The experimental campus is located on the underutilized portion of Flushing Meadow’s Corona Park. Situated at the intersection of myriad in the diverse sociopolitical and cultural landscapes of Queens, the project attempts to address contemporary issues of social, educational, and environmental precarity along the park.
The object-architectures, with their formal legibility, against a neutral field, define territories and provide direction to an otherwise neutral plate, we imagine that the flexible workspaces and public spaces within the expanded plate will react against and form a dialogue with the formally programmed spaces and assist in defining each other.
As an experimental space of education, the proposal creates a political sanctuary space for the overlapping immigrant populations of the surrounding neighborhoods, leveraging the site’s history to test visions of potential future model worlds.
Designed with Kevin Pham
New York City’s housing market is no longer the traditional residential home. The need for a new microurbanism newly defines the combination of activities and residential purposes. The contraction and expansion of space and domestic program reconfigures the density and diversity of the Bronx community. A reconfiguration of adjacent surfaces and services combine and multiply uses, transitions, and experiences.
The combination of a series of modular ‘program-volumes’ allows for an infinite flexibility as units aggregate to accommodate new types of residents and numbers of members within a residential unit. The architectural necessity for micro-housing repositions the role of basic amenities as adjacency allows for a multitude of users and uses. Sudoku looks to minimize the unused space by contracting public and private circulation with the presence of the unit.
Designed with Wenjing Zhang
The Organic Split takes place at the intersection between 14th and 7th Avenue. The corner imposes within the public and private realms of the site’s subway station, commercial site, and residential program. It breaks apart the strict horizontal movement of the site by looking at the site as vertical volumes that each contain a specific direction and location of movement. The corner creates a central axis that initiates a different movement and connection at different hours of the day by opening and closing, allowing for either larger or smaller nodes of activity. The bottom circulatory system hinges to pick up users from the subway station.
East River Traverser
The site has some of the fastest current speeds of the entire river, where commercial and smaller boats often have difficulty pushing against the flow of the currents. The topographical shifts below the water level initiates an exploration of natural erosion and its relationship with man-made erosion regarding level changes and movement. The fluctuating level changes of the pier respond to the natural height shifts of the tide, as the tubes allow for walkways and bridges that are revealed and disappear during tidal changes.
The pier acts as a docking area and passageway for commercial boats and leisure boating crafts, and is a main commute path for those traveling between Manhattan and Brooklyn.
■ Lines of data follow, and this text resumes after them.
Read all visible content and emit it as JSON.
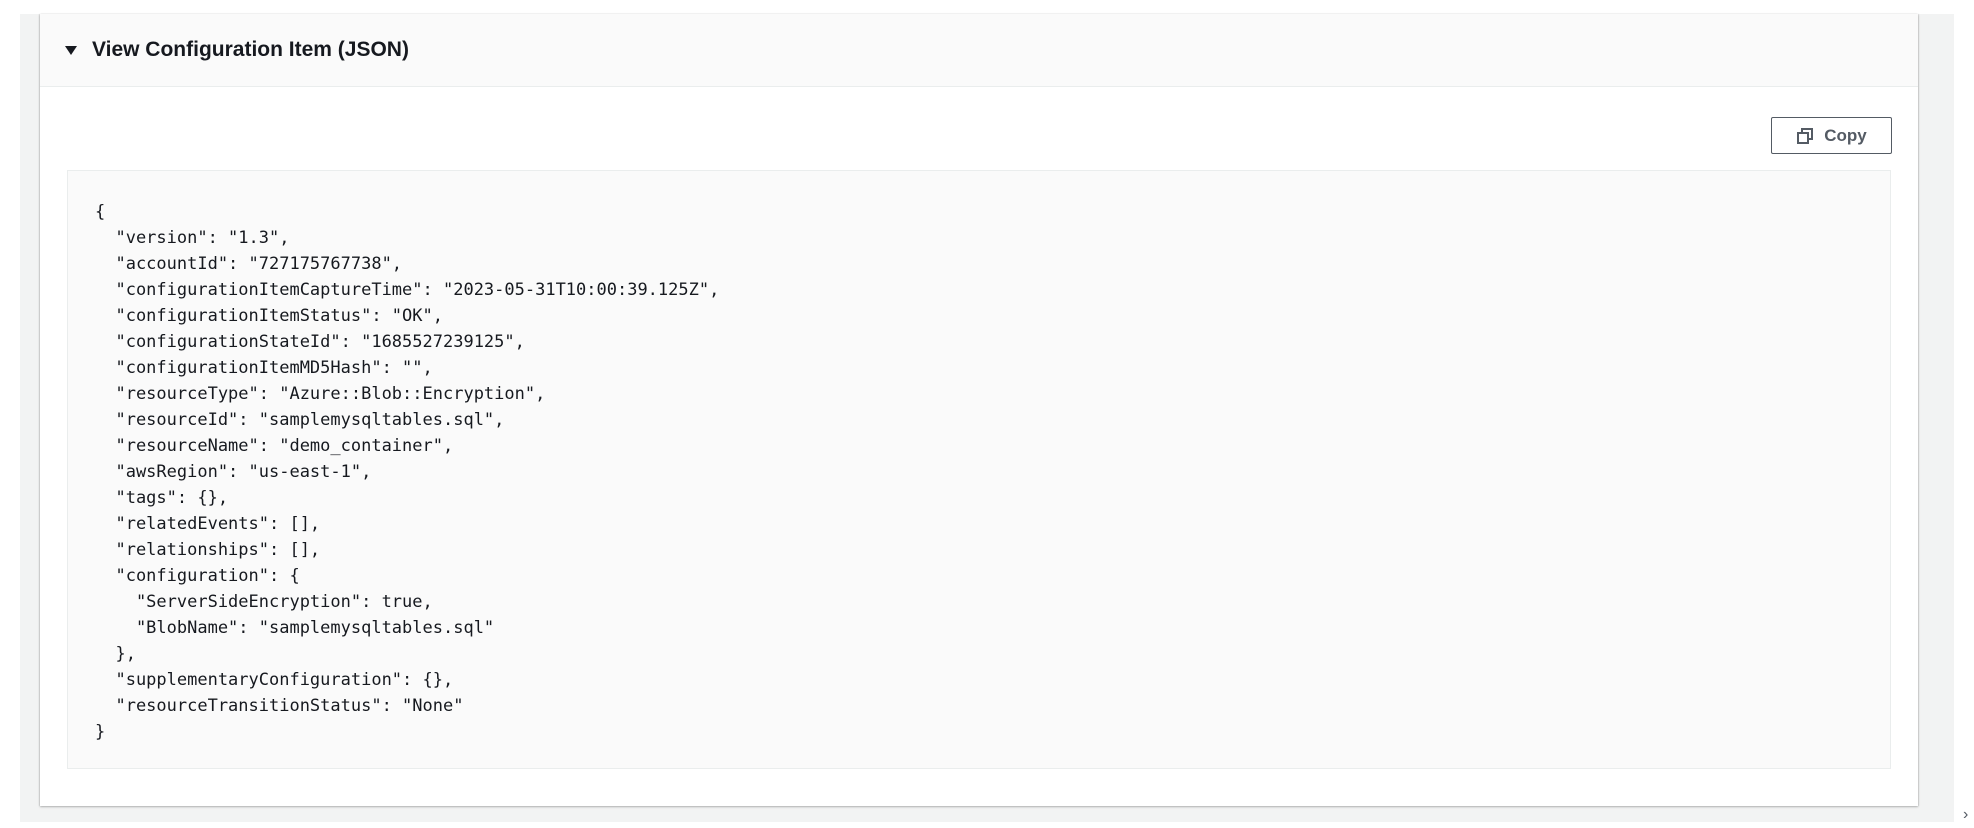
{
  "panel": {
    "title": "View Configuration Item (JSON)",
    "expanded": true,
    "copy_label": "Copy",
    "json_lines": [
      "{",
      "  \"version\": \"1.3\",",
      "  \"accountId\": \"727175767738\",",
      "  \"configurationItemCaptureTime\": \"2023-05-31T10:00:39.125Z\",",
      "  \"configurationItemStatus\": \"OK\",",
      "  \"configurationStateId\": \"1685527239125\",",
      "  \"configurationItemMD5Hash\": \"\",",
      "  \"resourceType\": \"Azure::Blob::Encryption\",",
      "  \"resourceId\": \"samplemysqltables.sql\",",
      "  \"resourceName\": \"demo_container\",",
      "  \"awsRegion\": \"us-east-1\",",
      "  \"tags\": {},",
      "  \"relatedEvents\": [],",
      "  \"relationships\": [],",
      "  \"configuration\": {",
      "    \"ServerSideEncryption\": true,",
      "    \"BlobName\": \"samplemysqltables.sql\"",
      "  },",
      "  \"supplementaryConfiguration\": {},",
      "  \"resourceTransitionStatus\": \"None\"",
      "}"
    ]
  },
  "icons": {
    "expand": "caret-down-icon",
    "copy": "copy-icon"
  },
  "edge_glyph": "›",
  "colors": {
    "text": "#16191f",
    "button_border": "#545b64",
    "header_bg": "#fafafa",
    "page_bg": "#f2f3f3"
  }
}
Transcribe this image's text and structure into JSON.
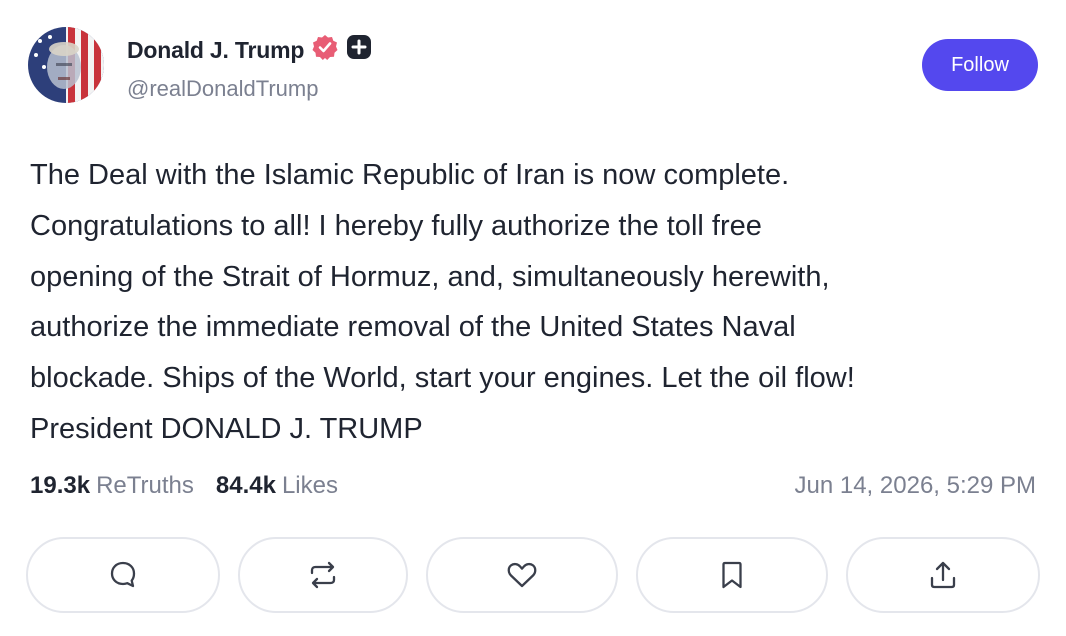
{
  "author": {
    "display_name": "Donald J. Trump",
    "handle": "@realDonaldTrump",
    "verified_badge_icon": "verified-check-icon",
    "verified_badge_color": "#e85d75",
    "plus_badge_icon": "plus-badge-icon"
  },
  "follow_button": {
    "label": "Follow",
    "color": "#5448ee"
  },
  "post": {
    "lines": [
      "The Deal with the Islamic Republic of Iran is now complete.",
      "Congratulations to all! I hereby fully authorize the toll free",
      "opening of the Strait of Hormuz, and, simultaneously herewith,",
      "authorize the immediate removal of the United States Naval",
      "blockade. Ships of the World, start your engines. Let the oil flow!",
      "President DONALD J. TRUMP"
    ]
  },
  "stats": {
    "retruths_count": "19.3k",
    "retruths_label": "ReTruths",
    "likes_count": "84.4k",
    "likes_label": "Likes"
  },
  "timestamp": "Jun 14, 2026, 5:29 PM",
  "actions": [
    {
      "name": "reply",
      "icon": "comment-icon"
    },
    {
      "name": "retruth",
      "icon": "repost-icon"
    },
    {
      "name": "like",
      "icon": "heart-icon"
    },
    {
      "name": "bookmark",
      "icon": "bookmark-icon"
    },
    {
      "name": "share",
      "icon": "share-icon"
    }
  ]
}
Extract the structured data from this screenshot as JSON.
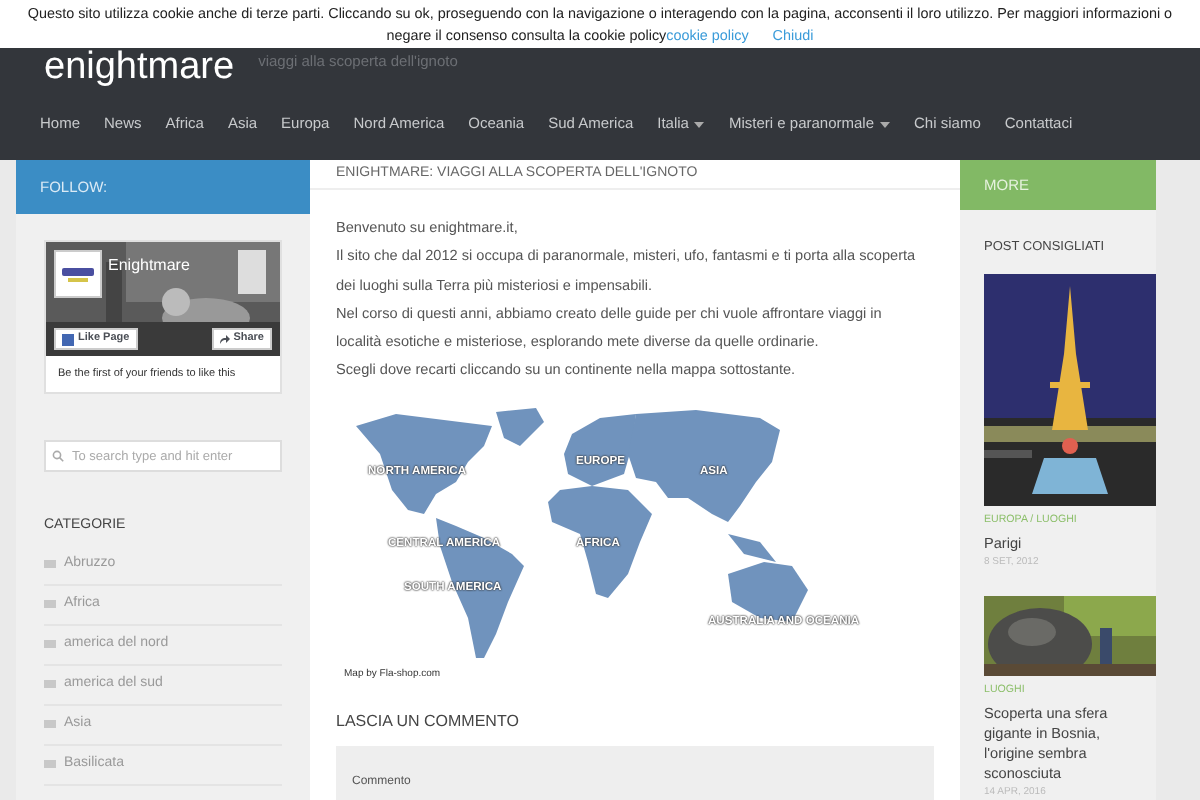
{
  "cookie_bar": {
    "text": "Questo sito utilizza cookie anche di terze parti. Cliccando su ok, proseguendo con la navigazione o interagendo con la pagina, acconsenti il loro utilizzo. Per maggiori informazioni o negare il consenso consulta la cookie policy",
    "link": "cookie policy",
    "close": "Chiudi"
  },
  "header": {
    "logo": "enightmare",
    "tagline": "viaggi alla scoperta dell'ignoto"
  },
  "nav": [
    {
      "label": "Home",
      "dropdown": false
    },
    {
      "label": "News",
      "dropdown": false
    },
    {
      "label": "Africa",
      "dropdown": false
    },
    {
      "label": "Asia",
      "dropdown": false
    },
    {
      "label": "Europa",
      "dropdown": false
    },
    {
      "label": "Nord America",
      "dropdown": false
    },
    {
      "label": "Oceania",
      "dropdown": false
    },
    {
      "label": "Sud America",
      "dropdown": false
    },
    {
      "label": "Italia",
      "dropdown": true
    },
    {
      "label": "Misteri e paranormale",
      "dropdown": true
    },
    {
      "label": "Chi siamo",
      "dropdown": false
    },
    {
      "label": "Contattaci",
      "dropdown": false
    }
  ],
  "left_sidebar": {
    "heading": "FOLLOW:",
    "facebook": {
      "page_name": "Enightmare",
      "like_button": "Like Page",
      "share_button": "Share",
      "friends_text": "Be the first of your friends to like this"
    },
    "search": {
      "placeholder": "To search type and hit enter"
    },
    "categories": {
      "title": "CATEGORIE",
      "items": [
        "Abruzzo",
        "Africa",
        "america del nord",
        "america del sud",
        "Asia",
        "Basilicata"
      ]
    }
  },
  "main": {
    "title": "ENIGHTMARE: VIAGGI ALLA SCOPERTA DELL'IGNOTO",
    "intro": [
      "Benvenuto su enightmare.it,",
      "Il sito che dal 2012 si occupa di paranormale, misteri, ufo, fantasmi e ti porta alla scoperta dei luoghi sulla Terra più misteriosi e impensabili.",
      "Nel corso di questi anni, abbiamo creato delle guide per chi vuole affrontare viaggi in località esotiche e misteriose, esplorando mete diverse da quelle ordinarie.",
      "Scegli dove recarti cliccando su un continente nella mappa sottostante."
    ],
    "map": {
      "labels": [
        "NORTH AMERICA",
        "CENTRAL AMERICA",
        "SOUTH AMERICA",
        "EUROPE",
        "AFRICA",
        "ASIA",
        "AUSTRALIA AND OCEANIA"
      ],
      "credit": "Map by Fla-shop.com"
    },
    "comment": {
      "heading": "LASCIA UN COMMENTO",
      "field_label": "Commento"
    }
  },
  "right_sidebar": {
    "heading": "MORE",
    "title": "POST CONSIGLIATI",
    "posts": [
      {
        "category": "EUROPA / LUOGHI",
        "title": "Parigi",
        "date": "8 SET, 2012"
      },
      {
        "category": "LUOGHI",
        "title": "Scoperta una sfera gigante in Bosnia, l'origine sembra sconosciuta",
        "date": "14 APR, 2016"
      }
    ]
  }
}
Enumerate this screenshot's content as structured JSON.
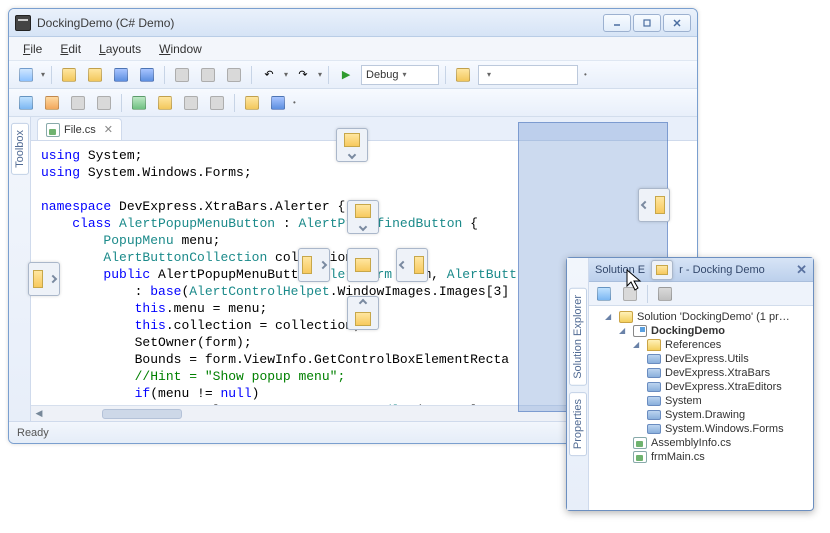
{
  "window": {
    "title": "DockingDemo (C# Demo)"
  },
  "menu": [
    "File",
    "Edit",
    "Layouts",
    "Window"
  ],
  "toolbar1": {
    "config_label": "Debug"
  },
  "tabs": {
    "file": "File.cs"
  },
  "sidebar": {
    "toolbox": "Toolbox"
  },
  "code_tokens": [
    [
      {
        "t": "kw",
        "v": "using"
      },
      {
        "t": "",
        "v": " System;"
      }
    ],
    [
      {
        "t": "kw",
        "v": "using"
      },
      {
        "t": "",
        "v": " System.Windows.Forms;"
      }
    ],
    [],
    [
      {
        "t": "kw",
        "v": "namespace"
      },
      {
        "t": "",
        "v": " DevExpress.XtraBars.Alerter {"
      }
    ],
    [
      {
        "t": "",
        "v": "    "
      },
      {
        "t": "kw",
        "v": "class"
      },
      {
        "t": "",
        "v": " "
      },
      {
        "t": "typ",
        "v": "AlertPopupMenuButton"
      },
      {
        "t": "",
        "v": " : "
      },
      {
        "t": "typ",
        "v": "AlertPredefinedButton"
      },
      {
        "t": "",
        "v": " {"
      }
    ],
    [
      {
        "t": "",
        "v": "        "
      },
      {
        "t": "typ",
        "v": "PopupMenu"
      },
      {
        "t": "",
        "v": " menu;"
      }
    ],
    [
      {
        "t": "",
        "v": "        "
      },
      {
        "t": "typ",
        "v": "AlertButtonCollection"
      },
      {
        "t": "",
        "v": " collection;"
      }
    ],
    [
      {
        "t": "",
        "v": "        "
      },
      {
        "t": "kw",
        "v": "public"
      },
      {
        "t": "",
        "v": " AlertPopupMenuButton("
      },
      {
        "t": "typ",
        "v": "AlertForm"
      },
      {
        "t": "",
        "v": " form, "
      },
      {
        "t": "typ",
        "v": "AlertButt"
      }
    ],
    [
      {
        "t": "",
        "v": "            : "
      },
      {
        "t": "kw",
        "v": "base"
      },
      {
        "t": "",
        "v": "("
      },
      {
        "t": "typ",
        "v": "AlertControlHelpet"
      },
      {
        "t": "",
        "v": ".WindowImages.Images[3]"
      }
    ],
    [
      {
        "t": "",
        "v": "            "
      },
      {
        "t": "kw",
        "v": "this"
      },
      {
        "t": "",
        "v": ".menu = menu;"
      }
    ],
    [
      {
        "t": "",
        "v": "            "
      },
      {
        "t": "kw",
        "v": "this"
      },
      {
        "t": "",
        "v": ".collection = collection;"
      }
    ],
    [
      {
        "t": "",
        "v": "            SetOwner(form);"
      }
    ],
    [
      {
        "t": "",
        "v": "            Bounds = form.ViewInfo.GetControlBoxElementRecta"
      }
    ],
    [
      {
        "t": "",
        "v": "            "
      },
      {
        "t": "cmt",
        "v": "//Hint = \"Show popup menu\";"
      }
    ],
    [
      {
        "t": "",
        "v": "            "
      },
      {
        "t": "kw",
        "v": "if"
      },
      {
        "t": "",
        "v": "(menu != "
      },
      {
        "t": "kw",
        "v": "null"
      },
      {
        "t": "",
        "v": ")"
      }
    ],
    [
      {
        "t": "",
        "v": "                menu.CloseUp += "
      },
      {
        "t": "kw",
        "v": "new"
      },
      {
        "t": "",
        "v": " "
      },
      {
        "t": "typ",
        "v": "EventHandler"
      },
      {
        "t": "",
        "v": "(menu_Close"
      }
    ]
  ],
  "status": "Ready",
  "float": {
    "title_left": "Solution E",
    "title_right": "r - Docking Demo",
    "left_tabs": [
      "Solution Explorer",
      "Properties"
    ],
    "tree": {
      "solution": "Solution 'DockingDemo' (1 pr…",
      "project": "DockingDemo",
      "references_label": "References",
      "references": [
        "DevExpress.Utils",
        "DevExpress.XtraBars",
        "DevExpress.XtraEditors",
        "System",
        "System.Drawing",
        "System.Windows.Forms"
      ],
      "files": [
        "AssemblyInfo.cs",
        "frmMain.cs"
      ]
    }
  }
}
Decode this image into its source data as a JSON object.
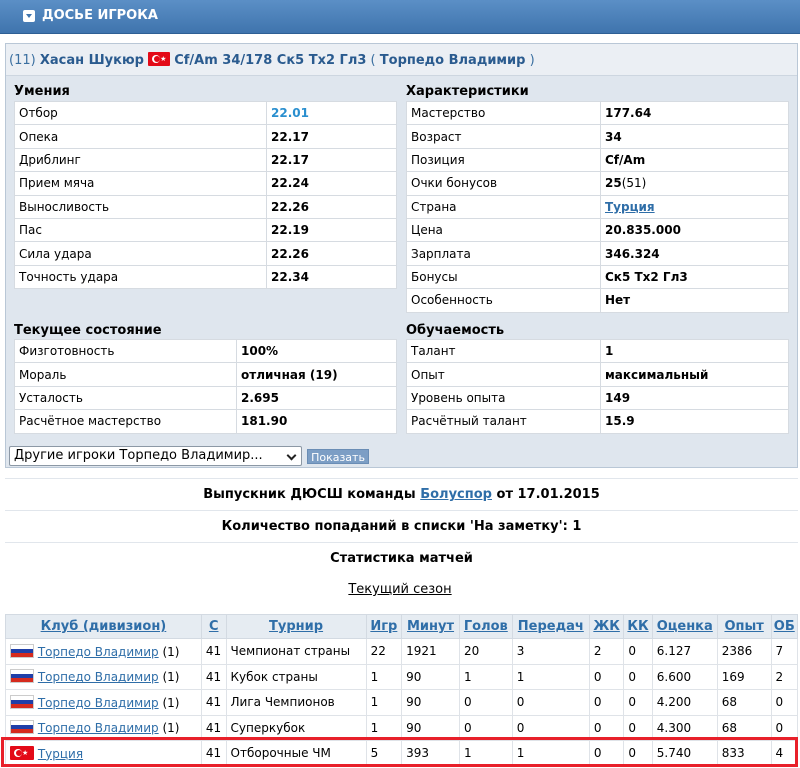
{
  "header": {
    "title": "ДОСЬЕ ИГРОКА",
    "icon": "collapse-icon"
  },
  "player": {
    "number": "(11)",
    "name": "Хасан Шукюр",
    "flag_icon": "turkey-flag-icon",
    "info": "Cf/Am 34/178 Ск5 Тх2 Гл3",
    "team_open": "(",
    "team": "Торпедо Владимир",
    "team_close": ")"
  },
  "skills": {
    "heading": "Умения",
    "rows": [
      {
        "label": "Отбор",
        "value": "22.01"
      },
      {
        "label": "Опека",
        "value": "22.17"
      },
      {
        "label": "Дриблинг",
        "value": "22.17"
      },
      {
        "label": "Прием мяча",
        "value": "22.24"
      },
      {
        "label": "Выносливость",
        "value": "22.26"
      },
      {
        "label": "Пас",
        "value": "22.19"
      },
      {
        "label": "Сила удара",
        "value": "22.26"
      },
      {
        "label": "Точность удара",
        "value": "22.34"
      }
    ]
  },
  "characteristics": {
    "heading": "Характеристики",
    "rows": [
      {
        "label": "Мастерство",
        "value": "177.64"
      },
      {
        "label": "Возраст",
        "value": "34"
      },
      {
        "label": "Позиция",
        "value": "Cf/Am"
      },
      {
        "label": "Очки бонусов",
        "value": "25",
        "extra": "(51)"
      },
      {
        "label": "Страна",
        "value": "Турция"
      },
      {
        "label": "Цена",
        "value": "20.835.000"
      },
      {
        "label": "Зарплата",
        "value": "346.324"
      },
      {
        "label": "Бонусы",
        "value": "Ск5 Тх2 Гл3"
      },
      {
        "label": "Особенность",
        "value": "Нет"
      }
    ]
  },
  "condition": {
    "heading": "Текущее состояние",
    "rows": [
      {
        "label": "Физготовность",
        "value": "100%"
      },
      {
        "label": "Мораль",
        "value": "отличная (19)"
      },
      {
        "label": "Усталость",
        "value": "2.695"
      },
      {
        "label": "Расчётное мастерство",
        "value": "181.90"
      }
    ]
  },
  "learning": {
    "heading": "Обучаемость",
    "rows": [
      {
        "label": "Талант",
        "value": "1"
      },
      {
        "label": "Опыт",
        "value": "максимальный"
      },
      {
        "label": "Уровень опыта",
        "value": "149"
      },
      {
        "label": "Расчётный талант",
        "value": "15.9"
      }
    ]
  },
  "other_players": {
    "selected": "Другие игроки Торпедо Владимир...",
    "button": "Показать"
  },
  "graduate": {
    "prefix": "Выпускник ДЮСШ команды",
    "team": "Болуспор",
    "suffix": "от 17.01.2015"
  },
  "watchlist": "Количество попаданий в списки 'На заметку': 1",
  "stats_title": "Статистика матчей",
  "season_link": "Текущий сезон",
  "stats": {
    "columns": [
      "Клуб (дивизион)",
      "С",
      "Турнир",
      "Игр",
      "Минут",
      "Голов",
      "Передач",
      "ЖК",
      "КК",
      "Оценка",
      "Опыт",
      "ОБ"
    ],
    "rows": [
      {
        "flag": "russia-flag-icon",
        "club": "Торпедо Владимир",
        "div": "(1)",
        "s": "41",
        "tournament": "Чемпионат страны",
        "games": "22",
        "minutes": "1921",
        "goals": "20",
        "assists": "3",
        "yc": "2",
        "rc": "0",
        "rating": "6.127",
        "exp": "2386",
        "ob": "7"
      },
      {
        "flag": "russia-flag-icon",
        "club": "Торпедо Владимир",
        "div": "(1)",
        "s": "41",
        "tournament": "Кубок страны",
        "games": "1",
        "minutes": "90",
        "goals": "1",
        "assists": "1",
        "yc": "0",
        "rc": "0",
        "rating": "6.600",
        "exp": "169",
        "ob": "2"
      },
      {
        "flag": "russia-flag-icon",
        "club": "Торпедо Владимир",
        "div": "(1)",
        "s": "41",
        "tournament": "Лига Чемпионов",
        "games": "1",
        "minutes": "90",
        "goals": "0",
        "assists": "0",
        "yc": "0",
        "rc": "0",
        "rating": "4.200",
        "exp": "68",
        "ob": "0"
      },
      {
        "flag": "russia-flag-icon",
        "club": "Торпедо Владимир",
        "div": "(1)",
        "s": "41",
        "tournament": "Суперкубок",
        "games": "1",
        "minutes": "90",
        "goals": "0",
        "assists": "0",
        "yc": "0",
        "rc": "0",
        "rating": "4.300",
        "exp": "68",
        "ob": "0"
      },
      {
        "flag": "turkey-flag-icon",
        "club": "Турция",
        "div": "",
        "s": "41",
        "tournament": "Отборочные ЧМ",
        "games": "5",
        "minutes": "393",
        "goals": "1",
        "assists": "1",
        "yc": "0",
        "rc": "0",
        "rating": "5.740",
        "exp": "833",
        "ob": "4"
      }
    ]
  },
  "colors": {
    "header": "#4a80ba",
    "link": "#2f6ea8",
    "highlight": "#e8202a",
    "accent_value": "#2a8fcf"
  }
}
Its mounds are oriented on the shallowest parts of the topography, and surrounded by the main paths of travel of boats on the East River. The series of mounds are accessible at certain entryways, where individuals are able to climb atop them for spectacular views of New York.
The correlation between topographical changes and elevation shifts is explored through a central circulatory tube that makes it way, entering and dipping underwater, portraying the roles of tunnel, room, bridge, path across the river.
Catching the Light
The new L Train station stands as a controversy among New York City residents. The station considers the correlation and locations of specific points of lighting underground and above ground during the day and night time. It draws people from the East and West sides, with entrances that come from both directions that directly relate to the directions that the cars above ground approach the station and that of the subways below. The station excavates from both sides of 14th Street, creating two paths of light and user movement, sculpting a form that intersects at a mezzanine level above the train.
The proto-building of the new-age library is based on the act of meandering, where the perception of space is distorted dictated by a number of intersections, and the ability to wander. The library is structured by a jagged portion of light that forms the weaving of a series of inhabitable and programmed bridges that act as the ‘in between space’ between the sides of the street. The library takes these material studies into an inhabitable scale, incorporating the changes in perception from the possibilities of moving in, around, and on top of these bridged structures.